Disney's potential to communicate ideological messages globally is undeniably strong: in 2009, combined attendance at all Disney theme parks surpassed one hundred and twelve million (TEA/AECOM 2009). Disney's 2009 revenue topped thirty-six point one billion dollars (The Walt Disney Company2009). Disney is the second largest corporate media owner in the United States (Free Press 2010). Ninety-seven point five percent of respondents in eighteen countries surveyed have seen a Disney film (Wasko, Philips and Meehan 2001:43). Given Disney's vast media holdings and the vast global audience for Disney entertainment products, it is not surprising that Disney has drawn ideological criticism. Such criticisms are predicated on the view that entertainment products shape the social, religious and moral beliefs of audiences, and yet neither Disney's conservative critics nor their liberal counterparts have established that such a link exists.
This research consists of an analysis of Disney ideologies as represented in films and theme park productions, and an investigation of the impact that Disney entertainment products has had on the worldviews of audiences through participant-observation fieldwork in Disney fan communities. Unlike any other study to date, this project seeks to identify the meanings fans take from Disney films and theme parks, what impact these meanings have on their religious and ideological worldviews, and what such potential impacts might say about the ideological positioning of Disney fans in global cultural and religious landscapes. Are Disney fans and Disney audiences passively absorbing a monolithic Disney "message" in their consumption of Disney entertainment products? Do Disney fans in various countries differ in their appreciation of, influence by, and resistance to Disney messages? Just what is Disney saying when it comes to religion, and what are Disney fans saying in response?
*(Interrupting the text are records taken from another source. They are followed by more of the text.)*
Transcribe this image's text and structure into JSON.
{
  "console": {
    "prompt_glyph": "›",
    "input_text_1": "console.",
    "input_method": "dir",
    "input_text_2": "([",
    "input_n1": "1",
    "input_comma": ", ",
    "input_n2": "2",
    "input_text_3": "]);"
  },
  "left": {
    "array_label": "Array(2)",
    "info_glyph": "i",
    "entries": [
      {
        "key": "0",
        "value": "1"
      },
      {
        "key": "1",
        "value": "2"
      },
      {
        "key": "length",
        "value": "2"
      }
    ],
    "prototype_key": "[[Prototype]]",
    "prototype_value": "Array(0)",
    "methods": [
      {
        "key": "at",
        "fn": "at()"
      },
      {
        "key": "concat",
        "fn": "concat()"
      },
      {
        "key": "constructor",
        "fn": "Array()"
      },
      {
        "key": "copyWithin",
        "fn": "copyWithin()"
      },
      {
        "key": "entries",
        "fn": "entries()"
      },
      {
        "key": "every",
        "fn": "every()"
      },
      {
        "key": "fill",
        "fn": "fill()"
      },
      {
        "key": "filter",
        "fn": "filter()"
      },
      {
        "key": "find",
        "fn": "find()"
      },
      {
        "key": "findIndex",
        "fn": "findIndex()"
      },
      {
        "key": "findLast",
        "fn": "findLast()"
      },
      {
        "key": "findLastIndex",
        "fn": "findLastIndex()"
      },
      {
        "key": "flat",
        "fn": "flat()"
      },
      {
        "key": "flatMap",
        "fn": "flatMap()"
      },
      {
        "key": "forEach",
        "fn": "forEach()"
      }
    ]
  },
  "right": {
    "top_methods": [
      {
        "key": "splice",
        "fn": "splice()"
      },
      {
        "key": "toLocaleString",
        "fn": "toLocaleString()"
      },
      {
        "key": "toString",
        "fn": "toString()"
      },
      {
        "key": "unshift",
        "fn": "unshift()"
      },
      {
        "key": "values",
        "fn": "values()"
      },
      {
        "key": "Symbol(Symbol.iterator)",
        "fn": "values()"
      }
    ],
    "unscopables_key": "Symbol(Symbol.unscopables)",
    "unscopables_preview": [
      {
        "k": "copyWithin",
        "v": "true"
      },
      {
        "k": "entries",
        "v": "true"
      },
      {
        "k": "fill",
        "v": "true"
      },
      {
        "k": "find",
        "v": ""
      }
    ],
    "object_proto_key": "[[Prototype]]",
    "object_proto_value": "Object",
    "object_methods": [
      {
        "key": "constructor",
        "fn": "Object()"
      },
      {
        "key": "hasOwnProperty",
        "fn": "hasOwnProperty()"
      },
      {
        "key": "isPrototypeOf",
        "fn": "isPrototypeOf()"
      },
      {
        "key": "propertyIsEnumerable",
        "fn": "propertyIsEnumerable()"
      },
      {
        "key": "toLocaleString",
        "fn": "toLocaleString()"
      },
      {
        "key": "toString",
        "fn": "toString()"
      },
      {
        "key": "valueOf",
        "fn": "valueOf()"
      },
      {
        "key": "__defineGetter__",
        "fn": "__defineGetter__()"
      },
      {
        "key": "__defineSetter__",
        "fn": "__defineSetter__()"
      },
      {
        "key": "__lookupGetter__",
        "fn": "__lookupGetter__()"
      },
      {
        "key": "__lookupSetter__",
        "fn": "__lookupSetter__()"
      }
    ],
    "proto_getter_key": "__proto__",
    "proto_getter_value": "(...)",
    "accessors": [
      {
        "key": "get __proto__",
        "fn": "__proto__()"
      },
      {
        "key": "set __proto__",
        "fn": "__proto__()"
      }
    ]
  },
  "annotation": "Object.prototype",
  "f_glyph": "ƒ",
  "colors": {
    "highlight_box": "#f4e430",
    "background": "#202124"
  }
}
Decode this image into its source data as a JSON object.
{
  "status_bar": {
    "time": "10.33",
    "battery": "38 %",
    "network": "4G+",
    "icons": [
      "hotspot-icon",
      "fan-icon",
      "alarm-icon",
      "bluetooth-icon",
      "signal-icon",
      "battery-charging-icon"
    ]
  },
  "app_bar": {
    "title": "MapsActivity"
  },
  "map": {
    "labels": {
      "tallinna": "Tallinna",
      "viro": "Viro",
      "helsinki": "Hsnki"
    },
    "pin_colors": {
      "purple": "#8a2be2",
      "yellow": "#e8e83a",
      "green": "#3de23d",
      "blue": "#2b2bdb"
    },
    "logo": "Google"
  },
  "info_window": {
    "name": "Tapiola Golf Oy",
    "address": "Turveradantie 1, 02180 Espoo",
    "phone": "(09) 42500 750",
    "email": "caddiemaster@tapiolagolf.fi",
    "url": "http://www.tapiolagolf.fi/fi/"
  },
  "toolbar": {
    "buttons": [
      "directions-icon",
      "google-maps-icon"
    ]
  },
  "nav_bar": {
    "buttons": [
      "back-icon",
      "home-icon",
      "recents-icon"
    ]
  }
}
The project will contribute to a more generalized understanding of religion in the twenty-first century, and point to new ways of being religious in a media and consumption driven world. The religious and ideological dimensions of Disney entertainment products will be decoded, and their varied impact on Disney fans explored. Using Disney fans as an exemplar, the project will highlight how media has become a source for religious inspiration, and highlight the ways that authoritative source texts are defined, negotiated, renegotiated, and transgressed by audiences for whom popular culture is meaningful.